Start of TASK INPUTS
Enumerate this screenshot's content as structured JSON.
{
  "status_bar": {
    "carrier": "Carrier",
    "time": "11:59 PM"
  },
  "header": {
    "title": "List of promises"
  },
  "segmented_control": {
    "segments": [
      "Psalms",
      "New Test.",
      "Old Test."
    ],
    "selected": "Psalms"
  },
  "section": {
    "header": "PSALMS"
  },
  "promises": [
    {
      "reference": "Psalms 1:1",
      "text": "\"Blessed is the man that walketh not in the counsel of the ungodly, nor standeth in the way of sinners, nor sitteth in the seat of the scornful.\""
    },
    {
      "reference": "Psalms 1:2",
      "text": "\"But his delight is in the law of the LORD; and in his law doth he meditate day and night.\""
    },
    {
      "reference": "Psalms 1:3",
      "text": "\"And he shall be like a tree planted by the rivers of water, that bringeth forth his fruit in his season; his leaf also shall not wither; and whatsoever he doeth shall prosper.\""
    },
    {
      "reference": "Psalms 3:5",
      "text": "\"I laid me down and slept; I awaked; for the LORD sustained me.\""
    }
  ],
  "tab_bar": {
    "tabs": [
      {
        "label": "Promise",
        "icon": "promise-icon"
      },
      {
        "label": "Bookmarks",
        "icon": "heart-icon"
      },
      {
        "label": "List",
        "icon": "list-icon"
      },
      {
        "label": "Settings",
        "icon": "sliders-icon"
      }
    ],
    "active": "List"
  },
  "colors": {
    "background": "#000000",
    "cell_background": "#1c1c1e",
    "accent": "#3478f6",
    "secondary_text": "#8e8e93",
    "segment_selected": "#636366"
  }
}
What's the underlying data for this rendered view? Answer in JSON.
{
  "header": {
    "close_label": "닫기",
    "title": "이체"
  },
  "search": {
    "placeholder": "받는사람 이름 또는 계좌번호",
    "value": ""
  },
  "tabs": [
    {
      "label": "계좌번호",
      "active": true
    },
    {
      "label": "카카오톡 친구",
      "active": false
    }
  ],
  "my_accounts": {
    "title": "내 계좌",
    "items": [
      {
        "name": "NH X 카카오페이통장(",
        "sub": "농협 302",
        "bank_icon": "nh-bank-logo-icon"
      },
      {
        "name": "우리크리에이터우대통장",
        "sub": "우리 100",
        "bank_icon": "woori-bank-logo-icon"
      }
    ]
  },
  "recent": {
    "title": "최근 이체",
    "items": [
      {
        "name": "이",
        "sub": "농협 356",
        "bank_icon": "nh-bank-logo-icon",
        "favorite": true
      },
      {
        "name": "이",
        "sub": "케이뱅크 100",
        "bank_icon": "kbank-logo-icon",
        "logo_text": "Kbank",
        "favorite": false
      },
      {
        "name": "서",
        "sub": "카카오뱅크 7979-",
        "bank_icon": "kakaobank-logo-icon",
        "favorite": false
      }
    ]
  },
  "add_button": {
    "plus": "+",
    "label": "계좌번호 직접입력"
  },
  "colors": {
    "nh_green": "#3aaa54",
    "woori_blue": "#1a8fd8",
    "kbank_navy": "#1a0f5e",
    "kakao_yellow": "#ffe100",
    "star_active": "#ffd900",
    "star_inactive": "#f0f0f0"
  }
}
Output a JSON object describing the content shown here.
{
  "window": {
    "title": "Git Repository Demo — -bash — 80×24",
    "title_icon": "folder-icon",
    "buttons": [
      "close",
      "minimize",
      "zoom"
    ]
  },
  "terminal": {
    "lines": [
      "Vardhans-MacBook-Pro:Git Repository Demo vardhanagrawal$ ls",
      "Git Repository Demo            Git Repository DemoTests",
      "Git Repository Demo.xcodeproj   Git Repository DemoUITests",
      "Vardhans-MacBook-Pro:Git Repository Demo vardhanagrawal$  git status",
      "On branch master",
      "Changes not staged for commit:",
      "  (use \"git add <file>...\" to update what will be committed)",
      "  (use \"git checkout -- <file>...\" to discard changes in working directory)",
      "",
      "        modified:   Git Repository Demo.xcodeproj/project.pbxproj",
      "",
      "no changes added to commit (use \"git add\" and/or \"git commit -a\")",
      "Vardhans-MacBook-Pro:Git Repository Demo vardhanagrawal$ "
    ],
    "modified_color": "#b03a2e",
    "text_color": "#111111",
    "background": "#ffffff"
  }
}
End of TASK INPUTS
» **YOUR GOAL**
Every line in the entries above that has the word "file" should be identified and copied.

» **RESULT**
      "  (use \"git add <file>...\" to update what will be committed)",
      "  (use \"git checkout -- <file>...\" to discard changes in working directory)",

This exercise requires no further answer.